▸ Exercise brief
The answer should contain each record below, repeated exactly.

▸ Data for processing
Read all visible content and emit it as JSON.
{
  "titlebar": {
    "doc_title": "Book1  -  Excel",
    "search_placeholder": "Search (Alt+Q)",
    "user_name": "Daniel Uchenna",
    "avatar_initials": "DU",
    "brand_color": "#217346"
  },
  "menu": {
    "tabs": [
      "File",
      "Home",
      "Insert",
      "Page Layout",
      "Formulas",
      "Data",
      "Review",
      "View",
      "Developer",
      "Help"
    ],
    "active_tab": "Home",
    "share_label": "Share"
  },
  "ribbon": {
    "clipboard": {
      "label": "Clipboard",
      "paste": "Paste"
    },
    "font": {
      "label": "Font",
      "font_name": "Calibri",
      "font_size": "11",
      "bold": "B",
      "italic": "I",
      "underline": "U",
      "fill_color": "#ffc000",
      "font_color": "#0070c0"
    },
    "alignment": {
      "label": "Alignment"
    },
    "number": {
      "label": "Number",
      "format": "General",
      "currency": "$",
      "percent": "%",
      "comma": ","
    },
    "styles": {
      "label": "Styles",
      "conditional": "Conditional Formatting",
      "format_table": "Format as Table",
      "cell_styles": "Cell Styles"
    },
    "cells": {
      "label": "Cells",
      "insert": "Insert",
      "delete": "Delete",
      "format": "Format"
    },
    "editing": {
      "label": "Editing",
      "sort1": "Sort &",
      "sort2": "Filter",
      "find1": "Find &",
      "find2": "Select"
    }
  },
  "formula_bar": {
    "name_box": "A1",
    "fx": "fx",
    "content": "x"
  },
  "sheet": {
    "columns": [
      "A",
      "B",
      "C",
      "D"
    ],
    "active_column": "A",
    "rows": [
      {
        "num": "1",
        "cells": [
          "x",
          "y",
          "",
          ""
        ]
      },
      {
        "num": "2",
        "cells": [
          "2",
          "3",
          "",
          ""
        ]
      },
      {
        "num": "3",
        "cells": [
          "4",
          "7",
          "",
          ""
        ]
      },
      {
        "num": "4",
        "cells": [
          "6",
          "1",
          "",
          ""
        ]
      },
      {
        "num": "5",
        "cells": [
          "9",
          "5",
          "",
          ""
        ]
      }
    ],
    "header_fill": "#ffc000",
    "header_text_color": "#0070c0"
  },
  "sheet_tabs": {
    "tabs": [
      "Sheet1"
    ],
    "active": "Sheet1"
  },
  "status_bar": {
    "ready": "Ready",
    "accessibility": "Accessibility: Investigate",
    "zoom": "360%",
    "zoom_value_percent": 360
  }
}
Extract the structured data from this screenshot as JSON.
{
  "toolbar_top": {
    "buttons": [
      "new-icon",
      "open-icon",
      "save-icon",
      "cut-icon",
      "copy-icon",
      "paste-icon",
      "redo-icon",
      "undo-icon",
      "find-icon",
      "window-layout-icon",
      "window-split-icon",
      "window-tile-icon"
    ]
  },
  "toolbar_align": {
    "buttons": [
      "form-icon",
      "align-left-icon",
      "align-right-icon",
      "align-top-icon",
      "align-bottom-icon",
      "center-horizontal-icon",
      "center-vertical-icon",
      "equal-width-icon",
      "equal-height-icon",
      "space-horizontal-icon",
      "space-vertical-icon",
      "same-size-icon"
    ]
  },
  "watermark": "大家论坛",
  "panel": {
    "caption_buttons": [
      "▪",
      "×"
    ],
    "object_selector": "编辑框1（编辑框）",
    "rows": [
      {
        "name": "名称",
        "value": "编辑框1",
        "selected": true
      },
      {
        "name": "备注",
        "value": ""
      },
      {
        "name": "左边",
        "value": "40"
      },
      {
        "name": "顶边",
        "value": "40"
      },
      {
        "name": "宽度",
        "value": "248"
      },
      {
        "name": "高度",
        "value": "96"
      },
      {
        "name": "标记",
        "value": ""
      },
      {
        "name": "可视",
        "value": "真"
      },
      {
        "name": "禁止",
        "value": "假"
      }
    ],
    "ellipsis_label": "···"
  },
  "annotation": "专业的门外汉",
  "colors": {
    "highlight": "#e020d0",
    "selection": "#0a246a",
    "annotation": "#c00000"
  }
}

▸ Exercise solution
Read all visible content and emit it as JSON.
{
  "titlebar": {
    "doc_title": "Book1  -  Excel",
    "search_placeholder": "Search (Alt+Q)",
    "user_name": "Daniel Uchenna",
    "avatar_initials": "DU",
    "brand_color": "#217346"
  },
  "menu": {
    "tabs": [
      "File",
      "Home",
      "Insert",
      "Page Layout",
      "Formulas",
      "Data",
      "Review",
      "View",
      "Developer",
      "Help"
    ],
    "active_tab": "Home",
    "share_label": "Share"
  },
  "ribbon": {
    "clipboard": {
      "label": "Clipboard",
      "paste": "Paste"
    },
    "font": {
      "label": "Font",
      "font_name": "Calibri",
      "font_size": "11",
      "bold": "B",
      "italic": "I",
      "underline": "U",
      "fill_color": "#ffc000",
      "font_color": "#0070c0"
    },
    "alignment": {
      "label": "Alignment"
    },
    "number": {
      "label": "Number",
      "format": "General",
      "currency": "$",
      "percent": "%",
      "comma": ","
    },
    "styles": {
      "label": "Styles",
      "conditional": "Conditional Formatting",
      "format_table": "Format as Table",
      "cell_styles": "Cell Styles"
    },
    "cells": {
      "label": "Cells",
      "insert": "Insert",
      "delete": "Delete",
      "format": "Format"
    },
    "editing": {
      "label": "Editing",
      "sort1": "Sort &",
      "sort2": "Filter",
      "find1": "Find &",
      "find2": "Select"
    }
  },
  "formula_bar": {
    "name_box": "A1",
    "fx": "fx",
    "content": "x"
  },
  "sheet": {
    "columns": [
      "A",
      "B",
      "C",
      "D"
    ],
    "active_column": "A",
    "rows": [
      {
        "num": "1",
        "cells": [
          "x",
          "y",
          "",
          ""
        ]
      },
      {
        "num": "2",
        "cells": [
          "2",
          "3",
          "",
          ""
        ]
      },
      {
        "num": "3",
        "cells": [
          "4",
          "7",
          "",
          ""
        ]
      },
      {
        "num": "4",
        "cells": [
          "6",
          "1",
          "",
          ""
        ]
      },
      {
        "num": "5",
        "cells": [
          "9",
          "5",
          "",
          ""
        ]
      }
    ],
    "header_fill": "#ffc000",
    "header_text_color": "#0070c0"
  },
  "sheet_tabs": {
    "tabs": [
      "Sheet1"
    ],
    "active": "Sheet1"
  },
  "status_bar": {
    "ready": "Ready",
    "accessibility": "Accessibility: Investigate",
    "zoom": "360%",
    "zoom_value_percent": 360
  }
}
Extract the structured data from this screenshot as JSON.
{
  "toolbar_top": {
    "buttons": [
      "new-icon",
      "open-icon",
      "save-icon",
      "cut-icon",
      "copy-icon",
      "paste-icon",
      "redo-icon",
      "undo-icon",
      "find-icon",
      "window-layout-icon",
      "window-split-icon",
      "window-tile-icon"
    ]
  },
  "toolbar_align": {
    "buttons": [
      "form-icon",
      "align-left-icon",
      "align-right-icon",
      "align-top-icon",
      "align-bottom-icon",
      "center-horizontal-icon",
      "center-vertical-icon",
      "equal-width-icon",
      "equal-height-icon",
      "space-horizontal-icon",
      "space-vertical-icon",
      "same-size-icon"
    ]
  },
  "watermark": "大家论坛",
  "panel": {
    "caption_buttons": [
      "▪",
      "×"
    ],
    "object_selector": "编辑框1（编辑框）",
    "rows": [
      {
        "name": "名称",
        "value": "编辑框1",
        "selected": true
      },
      {
        "name": "备注",
        "value": ""
      },
      {
        "name": "左边",
        "value": "40"
      },
      {
        "name": "顶边",
        "value": "40"
      },
      {
        "name": "宽度",
        "value": "248"
      },
      {
        "name": "高度",
        "value": "96"
      },
      {
        "name": "标记",
        "value": ""
      },
      {
        "name": "可视",
        "value": "真"
      },
      {
        "name": "禁止",
        "value": "假"
      }
    ],
    "ellipsis_label": "···"
  },
  "annotation": "专业的门外汉",
  "colors": {
    "highlight": "#e020d0",
    "selection": "#0a246a",
    "annotation": "#c00000"
  }
}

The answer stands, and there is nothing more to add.